%%

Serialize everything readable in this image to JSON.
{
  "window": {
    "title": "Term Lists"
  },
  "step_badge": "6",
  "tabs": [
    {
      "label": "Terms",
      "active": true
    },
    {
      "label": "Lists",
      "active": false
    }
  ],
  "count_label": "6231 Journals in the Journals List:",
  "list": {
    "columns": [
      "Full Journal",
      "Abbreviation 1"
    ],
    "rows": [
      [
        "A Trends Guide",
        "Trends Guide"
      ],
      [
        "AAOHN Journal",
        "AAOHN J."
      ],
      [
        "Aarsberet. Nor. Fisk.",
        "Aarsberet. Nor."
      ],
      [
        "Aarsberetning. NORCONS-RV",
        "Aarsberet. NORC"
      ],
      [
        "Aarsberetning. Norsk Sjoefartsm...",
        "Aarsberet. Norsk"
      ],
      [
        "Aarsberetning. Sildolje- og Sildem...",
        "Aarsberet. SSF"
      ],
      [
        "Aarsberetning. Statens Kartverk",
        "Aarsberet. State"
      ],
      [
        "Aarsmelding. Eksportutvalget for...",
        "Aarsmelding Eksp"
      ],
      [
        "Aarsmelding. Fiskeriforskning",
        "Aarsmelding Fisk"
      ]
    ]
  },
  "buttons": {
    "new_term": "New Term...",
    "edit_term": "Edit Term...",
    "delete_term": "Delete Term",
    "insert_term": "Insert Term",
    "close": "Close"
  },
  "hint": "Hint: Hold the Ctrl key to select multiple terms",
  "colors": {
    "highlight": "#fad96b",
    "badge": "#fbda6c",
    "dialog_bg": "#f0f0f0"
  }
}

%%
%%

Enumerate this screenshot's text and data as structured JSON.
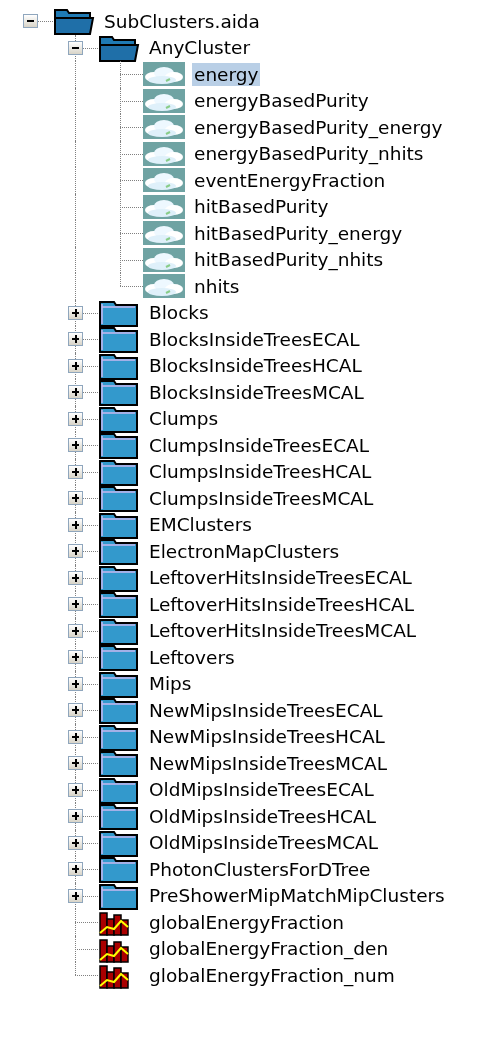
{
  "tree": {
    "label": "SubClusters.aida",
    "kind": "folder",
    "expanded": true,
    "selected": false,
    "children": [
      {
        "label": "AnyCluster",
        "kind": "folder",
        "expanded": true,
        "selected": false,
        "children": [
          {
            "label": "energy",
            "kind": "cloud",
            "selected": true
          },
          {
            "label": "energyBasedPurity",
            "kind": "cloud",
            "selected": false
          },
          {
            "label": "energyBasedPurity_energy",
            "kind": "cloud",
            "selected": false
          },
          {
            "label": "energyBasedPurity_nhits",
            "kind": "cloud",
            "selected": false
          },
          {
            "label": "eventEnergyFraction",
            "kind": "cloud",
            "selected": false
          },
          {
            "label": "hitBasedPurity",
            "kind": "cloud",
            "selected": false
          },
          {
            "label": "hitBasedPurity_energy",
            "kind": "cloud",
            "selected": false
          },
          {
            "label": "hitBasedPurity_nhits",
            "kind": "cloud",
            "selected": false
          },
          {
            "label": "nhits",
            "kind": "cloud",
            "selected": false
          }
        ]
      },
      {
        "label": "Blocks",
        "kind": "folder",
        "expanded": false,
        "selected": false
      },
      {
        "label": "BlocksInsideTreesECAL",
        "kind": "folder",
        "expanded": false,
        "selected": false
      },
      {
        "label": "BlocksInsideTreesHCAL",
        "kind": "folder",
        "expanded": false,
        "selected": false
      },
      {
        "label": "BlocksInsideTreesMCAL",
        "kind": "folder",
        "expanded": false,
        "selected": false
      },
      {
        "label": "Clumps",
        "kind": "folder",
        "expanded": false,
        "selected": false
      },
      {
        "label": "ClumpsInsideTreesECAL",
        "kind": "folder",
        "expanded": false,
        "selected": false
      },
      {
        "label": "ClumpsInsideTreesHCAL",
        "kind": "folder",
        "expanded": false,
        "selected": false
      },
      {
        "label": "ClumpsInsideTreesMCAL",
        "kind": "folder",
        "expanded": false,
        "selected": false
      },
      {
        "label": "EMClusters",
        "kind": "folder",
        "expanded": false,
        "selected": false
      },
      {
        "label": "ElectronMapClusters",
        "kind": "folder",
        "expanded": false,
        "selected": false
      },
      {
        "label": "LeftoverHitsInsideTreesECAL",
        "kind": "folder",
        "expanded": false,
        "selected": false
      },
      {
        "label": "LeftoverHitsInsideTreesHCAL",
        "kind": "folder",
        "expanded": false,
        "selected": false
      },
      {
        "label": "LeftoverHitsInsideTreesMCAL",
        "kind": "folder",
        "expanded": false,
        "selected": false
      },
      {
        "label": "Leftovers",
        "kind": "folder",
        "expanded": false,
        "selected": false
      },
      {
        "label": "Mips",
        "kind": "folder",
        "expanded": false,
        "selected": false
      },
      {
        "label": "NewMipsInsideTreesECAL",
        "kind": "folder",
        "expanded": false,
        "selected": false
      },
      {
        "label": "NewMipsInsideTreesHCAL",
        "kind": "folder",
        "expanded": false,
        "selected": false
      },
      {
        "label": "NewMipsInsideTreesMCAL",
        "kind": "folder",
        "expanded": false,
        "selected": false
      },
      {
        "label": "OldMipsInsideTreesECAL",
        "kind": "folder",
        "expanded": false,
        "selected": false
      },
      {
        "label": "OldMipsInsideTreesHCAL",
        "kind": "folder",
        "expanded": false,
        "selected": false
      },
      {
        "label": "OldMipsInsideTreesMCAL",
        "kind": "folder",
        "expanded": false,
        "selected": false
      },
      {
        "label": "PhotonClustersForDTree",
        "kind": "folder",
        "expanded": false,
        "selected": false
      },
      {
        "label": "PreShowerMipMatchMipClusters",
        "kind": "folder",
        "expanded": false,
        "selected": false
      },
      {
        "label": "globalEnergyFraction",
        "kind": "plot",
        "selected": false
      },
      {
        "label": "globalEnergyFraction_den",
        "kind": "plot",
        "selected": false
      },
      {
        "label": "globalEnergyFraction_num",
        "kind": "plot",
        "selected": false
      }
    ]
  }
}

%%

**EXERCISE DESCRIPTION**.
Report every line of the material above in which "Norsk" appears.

**TASK OUTPUT**.
        "Aarsberetning. Norsk Sjoefartsm...",
        "Aarsberet. Norsk"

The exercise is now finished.